# [YOUR ASSIGNMENT]
Would you write out the entries again, exactly as they are, but without images?

# [EXERCISE DATA]
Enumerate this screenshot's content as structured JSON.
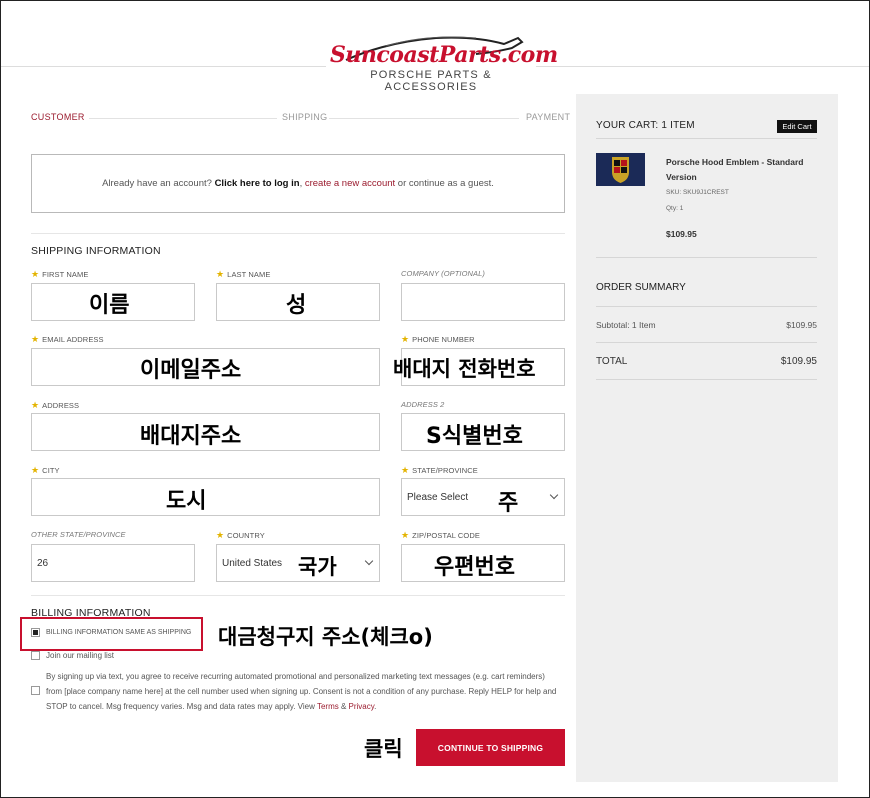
{
  "brand": {
    "logo_text": "SuncoastParts.com",
    "tagline": "PORSCHE PARTS & ACCESSORIES"
  },
  "steps": {
    "customer": "CUSTOMER",
    "shipping": "SHIPPING",
    "payment": "PAYMENT"
  },
  "login": {
    "prefix": "Already have an account? ",
    "login_link": "Click here to log in",
    "comma": ", ",
    "create_link": "create a new account",
    "suffix": " or continue as a guest."
  },
  "shipping": {
    "title": "SHIPPING INFORMATION",
    "first_name": {
      "label": "FIRST NAME",
      "value": ""
    },
    "last_name": {
      "label": "LAST NAME",
      "value": ""
    },
    "company": {
      "label": "COMPANY (OPTIONAL)",
      "value": ""
    },
    "email": {
      "label": "EMAIL ADDRESS",
      "value": ""
    },
    "phone": {
      "label": "PHONE NUMBER",
      "value": ""
    },
    "address": {
      "label": "ADDRESS",
      "value": ""
    },
    "address2": {
      "label": "ADDRESS 2",
      "value": ""
    },
    "city": {
      "label": "CITY",
      "value": ""
    },
    "state": {
      "label": "STATE/PROVINCE",
      "value": "Please Select"
    },
    "other_state": {
      "label": "OTHER STATE/PROVINCE",
      "value": "26"
    },
    "country": {
      "label": "COUNTRY",
      "value": "United States"
    },
    "zip": {
      "label": "ZIP/POSTAL CODE",
      "value": ""
    }
  },
  "billing": {
    "title": "BILLING INFORMATION",
    "same_as_shipping": "BILLING INFORMATION SAME AS SHIPPING",
    "same_checked": true,
    "mailing_list": "Join our mailing list",
    "consent_text": "By signing up via text, you agree to receive recurring automated promotional and personalized marketing text messages (e.g. cart reminders) from [place company name here] at the cell number used when signing up. Consent is not a condition of any purchase. Reply HELP for help and STOP to cancel. Msg frequency varies. Msg and data rates may apply. View ",
    "terms": "Terms",
    "amp": " & ",
    "privacy": "Privacy",
    "period": "."
  },
  "continue_label": "CONTINUE TO SHIPPING",
  "annotations": {
    "first_name": "이름",
    "last_name": "성",
    "email": "이메일주소",
    "phone": "배대지 전화번호",
    "address": "배대지주소",
    "address2": "S식별번호",
    "city": "도시",
    "state": "주",
    "country": "국가",
    "zip": "우편번호",
    "billing": "대금청구지 주소(체크o)",
    "click": "클릭"
  },
  "cart": {
    "title": "YOUR CART: 1 ITEM",
    "edit_label": "Edit Cart",
    "product_name": "Porsche Hood Emblem - Standard Version",
    "sku": "SKU: SKU9J1CREST",
    "qty": "Qty: 1",
    "price": "$109.95",
    "order_summary": "ORDER SUMMARY",
    "subtotal_label": "Subtotal: 1 Item",
    "subtotal_value": "$109.95",
    "total_label": "TOTAL",
    "total_value": "$109.95"
  },
  "colors": {
    "accent": "#c8102e",
    "sidebar_bg": "#efefef"
  }
}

# [WRITTEN RESPONSE]
Enumerate this screenshot's content as structured JSON.
{
  "brand": {
    "logo_text": "SuncoastParts.com",
    "tagline": "PORSCHE PARTS & ACCESSORIES"
  },
  "steps": {
    "customer": "CUSTOMER",
    "shipping": "SHIPPING",
    "payment": "PAYMENT"
  },
  "login": {
    "prefix": "Already have an account? ",
    "login_link": "Click here to log in",
    "comma": ", ",
    "create_link": "create a new account",
    "suffix": " or continue as a guest."
  },
  "shipping": {
    "title": "SHIPPING INFORMATION",
    "first_name": {
      "label": "FIRST NAME",
      "value": ""
    },
    "last_name": {
      "label": "LAST NAME",
      "value": ""
    },
    "company": {
      "label": "COMPANY (OPTIONAL)",
      "value": ""
    },
    "email": {
      "label": "EMAIL ADDRESS",
      "value": ""
    },
    "phone": {
      "label": "PHONE NUMBER",
      "value": ""
    },
    "address": {
      "label": "ADDRESS",
      "value": ""
    },
    "address2": {
      "label": "ADDRESS 2",
      "value": ""
    },
    "city": {
      "label": "CITY",
      "value": ""
    },
    "state": {
      "label": "STATE/PROVINCE",
      "value": "Please Select"
    },
    "other_state": {
      "label": "OTHER STATE/PROVINCE",
      "value": "26"
    },
    "country": {
      "label": "COUNTRY",
      "value": "United States"
    },
    "zip": {
      "label": "ZIP/POSTAL CODE",
      "value": ""
    }
  },
  "billing": {
    "title": "BILLING INFORMATION",
    "same_as_shipping": "BILLING INFORMATION SAME AS SHIPPING",
    "same_checked": true,
    "mailing_list": "Join our mailing list",
    "consent_text": "By signing up via text, you agree to receive recurring automated promotional and personalized marketing text messages (e.g. cart reminders) from [place company name here] at the cell number used when signing up. Consent is not a condition of any purchase. Reply HELP for help and STOP to cancel. Msg frequency varies. Msg and data rates may apply. View ",
    "terms": "Terms",
    "amp": " & ",
    "privacy": "Privacy",
    "period": "."
  },
  "continue_label": "CONTINUE TO SHIPPING",
  "annotations": {
    "first_name": "이름",
    "last_name": "성",
    "email": "이메일주소",
    "phone": "배대지 전화번호",
    "address": "배대지주소",
    "address2": "S식별번호",
    "city": "도시",
    "state": "주",
    "country": "국가",
    "zip": "우편번호",
    "billing": "대금청구지 주소(체크o)",
    "click": "클릭"
  },
  "cart": {
    "title": "YOUR CART: 1 ITEM",
    "edit_label": "Edit Cart",
    "product_name": "Porsche Hood Emblem - Standard Version",
    "sku": "SKU: SKU9J1CREST",
    "qty": "Qty: 1",
    "price": "$109.95",
    "order_summary": "ORDER SUMMARY",
    "subtotal_label": "Subtotal: 1 Item",
    "subtotal_value": "$109.95",
    "total_label": "TOTAL",
    "total_value": "$109.95"
  },
  "colors": {
    "accent": "#c8102e",
    "sidebar_bg": "#efefef"
  }
}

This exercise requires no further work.